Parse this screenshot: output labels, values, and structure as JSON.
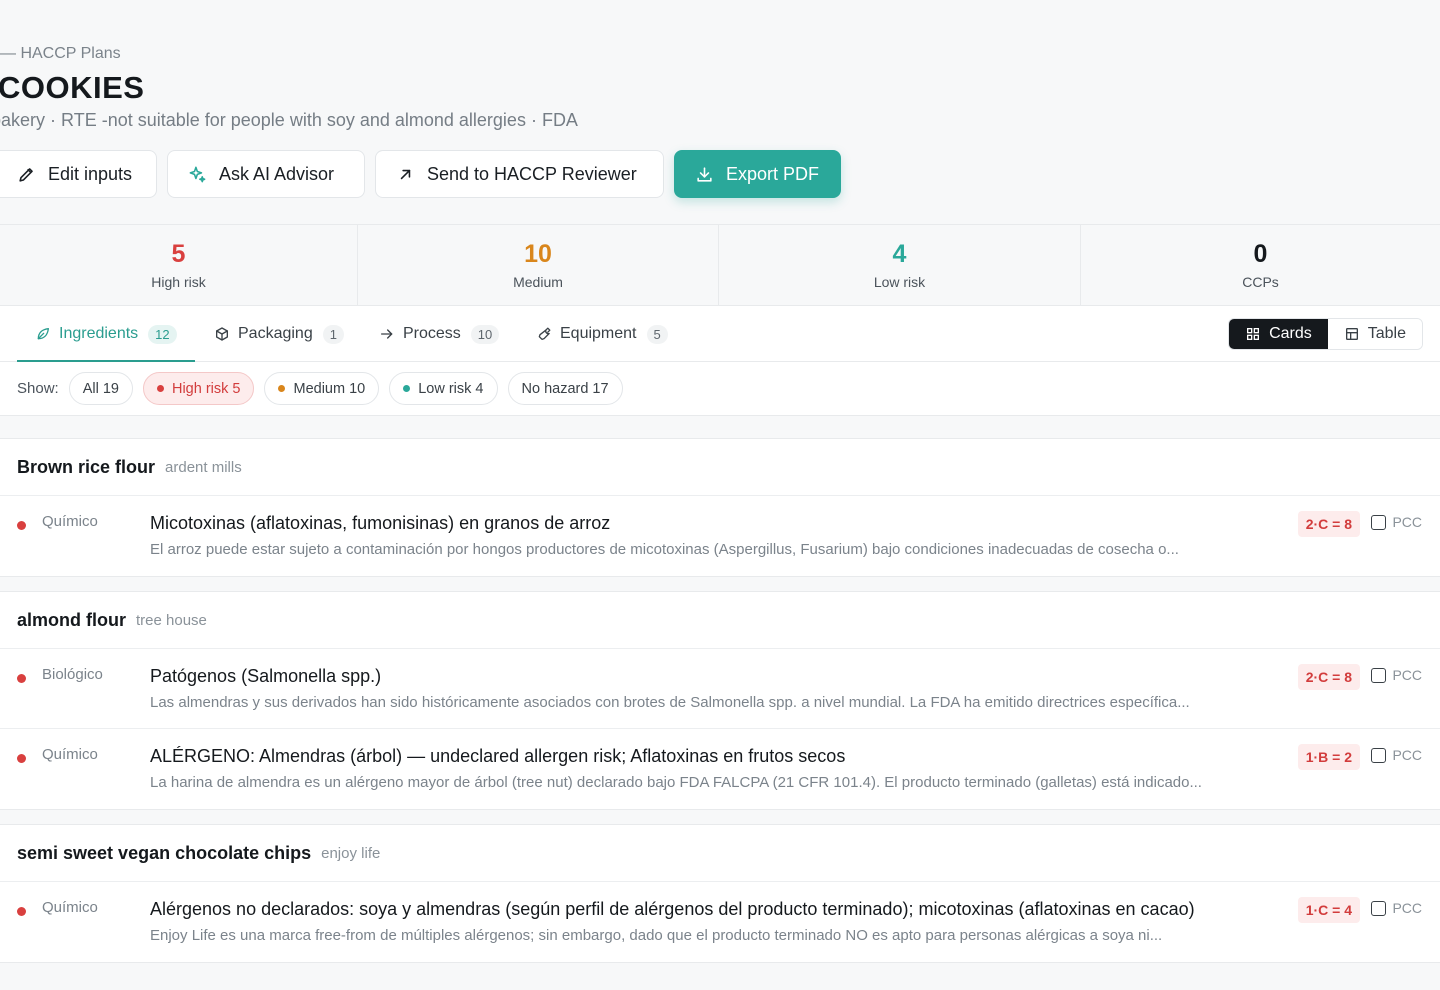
{
  "header": {
    "breadcrumb": "— HACCP Plans",
    "title": "COOKIES",
    "subtitle": "bakery · RTE -not suitable for people with soy and almond allergies · FDA"
  },
  "actions": {
    "edit": "Edit inputs",
    "ai": "Ask AI Advisor",
    "send": "Send to HACCP Reviewer",
    "export": "Export PDF"
  },
  "stats": [
    {
      "value": "5",
      "label": "High risk",
      "color": "#d9403f"
    },
    {
      "value": "10",
      "label": "Medium",
      "color": "#d9861c"
    },
    {
      "value": "4",
      "label": "Low risk",
      "color": "#2aa89a"
    },
    {
      "value": "0",
      "label": "CCPs",
      "color": "#15191d"
    }
  ],
  "tabs": [
    {
      "label": "Ingredients",
      "count": "12",
      "icon": "leaf-icon"
    },
    {
      "label": "Packaging",
      "count": "1",
      "icon": "package-icon"
    },
    {
      "label": "Process",
      "count": "10",
      "icon": "arrow-right-icon"
    },
    {
      "label": "Equipment",
      "count": "5",
      "icon": "wrench-icon"
    }
  ],
  "view_toggle": {
    "cards": "Cards",
    "table": "Table"
  },
  "filters": {
    "show_label": "Show:",
    "chips": [
      {
        "label": "All 19"
      },
      {
        "label": "High risk 5",
        "dot": "#d9403f"
      },
      {
        "label": "Medium 10",
        "dot": "#d9861c"
      },
      {
        "label": "Low risk 4",
        "dot": "#2aa89a"
      },
      {
        "label": "No hazard 17"
      }
    ]
  },
  "groups": [
    {
      "name": "Brown rice flour",
      "supplier": "ardent mills",
      "rows": [
        {
          "type": "Químico",
          "title": "Micotoxinas (aflatoxinas, fumonisinas) en granos de arroz",
          "desc": "El arroz puede estar sujeto a contaminación por hongos productores de micotoxinas (Aspergillus, Fusarium) bajo condiciones inadecuadas de cosecha o...",
          "score": "2·C = 8",
          "pcc": "PCC"
        }
      ]
    },
    {
      "name": "almond flour",
      "supplier": "tree house",
      "rows": [
        {
          "type": "Biológico",
          "title": "Patógenos (Salmonella spp.)",
          "desc": "Las almendras y sus derivados han sido históricamente asociados con brotes de Salmonella spp. a nivel mundial. La FDA ha emitido directrices específica...",
          "score": "2·C = 8",
          "pcc": "PCC"
        },
        {
          "type": "Químico",
          "title": "ALÉRGENO: Almendras (árbol) — undeclared allergen risk; Aflatoxinas en frutos secos",
          "desc": "La harina de almendra es un alérgeno mayor de árbol (tree nut) declarado bajo FDA FALCPA (21 CFR 101.4). El producto terminado (galletas) está indicado...",
          "score": "1·B = 2",
          "pcc": "PCC"
        }
      ]
    },
    {
      "name": "semi sweet vegan chocolate chips",
      "supplier": "enjoy life",
      "rows": [
        {
          "type": "Químico",
          "title": "Alérgenos no declarados: soya y almendras (según perfil de alérgenos del producto terminado); micotoxinas (aflatoxinas en cacao)",
          "desc": "Enjoy Life es una marca free-from de múltiples alérgenos; sin embargo, dado que el producto terminado NO es apto para personas alérgicas a soya ni...",
          "score": "1·C = 4",
          "pcc": "PCC"
        }
      ]
    }
  ]
}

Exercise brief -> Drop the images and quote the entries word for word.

Result of the task ->
Parse this screenshot: output labels, values, and structure as JSON.
{
  "header": {
    "breadcrumb": "— HACCP Plans",
    "title": "COOKIES",
    "subtitle": "bakery · RTE -not suitable for people with soy and almond allergies · FDA"
  },
  "actions": {
    "edit": "Edit inputs",
    "ai": "Ask AI Advisor",
    "send": "Send to HACCP Reviewer",
    "export": "Export PDF"
  },
  "stats": [
    {
      "value": "5",
      "label": "High risk",
      "color": "#d9403f"
    },
    {
      "value": "10",
      "label": "Medium",
      "color": "#d9861c"
    },
    {
      "value": "4",
      "label": "Low risk",
      "color": "#2aa89a"
    },
    {
      "value": "0",
      "label": "CCPs",
      "color": "#15191d"
    }
  ],
  "tabs": [
    {
      "label": "Ingredients",
      "count": "12",
      "icon": "leaf-icon"
    },
    {
      "label": "Packaging",
      "count": "1",
      "icon": "package-icon"
    },
    {
      "label": "Process",
      "count": "10",
      "icon": "arrow-right-icon"
    },
    {
      "label": "Equipment",
      "count": "5",
      "icon": "wrench-icon"
    }
  ],
  "view_toggle": {
    "cards": "Cards",
    "table": "Table"
  },
  "filters": {
    "show_label": "Show:",
    "chips": [
      {
        "label": "All 19"
      },
      {
        "label": "High risk 5",
        "dot": "#d9403f"
      },
      {
        "label": "Medium 10",
        "dot": "#d9861c"
      },
      {
        "label": "Low risk 4",
        "dot": "#2aa89a"
      },
      {
        "label": "No hazard 17"
      }
    ]
  },
  "groups": [
    {
      "name": "Brown rice flour",
      "supplier": "ardent mills",
      "rows": [
        {
          "type": "Químico",
          "title": "Micotoxinas (aflatoxinas, fumonisinas) en granos de arroz",
          "desc": "El arroz puede estar sujeto a contaminación por hongos productores de micotoxinas (Aspergillus, Fusarium) bajo condiciones inadecuadas de cosecha o...",
          "score": "2·C = 8",
          "pcc": "PCC"
        }
      ]
    },
    {
      "name": "almond flour",
      "supplier": "tree house",
      "rows": [
        {
          "type": "Biológico",
          "title": "Patógenos (Salmonella spp.)",
          "desc": "Las almendras y sus derivados han sido históricamente asociados con brotes de Salmonella spp. a nivel mundial. La FDA ha emitido directrices específica...",
          "score": "2·C = 8",
          "pcc": "PCC"
        },
        {
          "type": "Químico",
          "title": "ALÉRGENO: Almendras (árbol) — undeclared allergen risk; Aflatoxinas en frutos secos",
          "desc": "La harina de almendra es un alérgeno mayor de árbol (tree nut) declarado bajo FDA FALCPA (21 CFR 101.4). El producto terminado (galletas) está indicado...",
          "score": "1·B = 2",
          "pcc": "PCC"
        }
      ]
    },
    {
      "name": "semi sweet vegan chocolate chips",
      "supplier": "enjoy life",
      "rows": [
        {
          "type": "Químico",
          "title": "Alérgenos no declarados: soya y almendras (según perfil de alérgenos del producto terminado); micotoxinas (aflatoxinas en cacao)",
          "desc": "Enjoy Life es una marca free-from de múltiples alérgenos; sin embargo, dado que el producto terminado NO es apto para personas alérgicas a soya ni...",
          "score": "1·C = 4",
          "pcc": "PCC"
        }
      ]
    }
  ]
}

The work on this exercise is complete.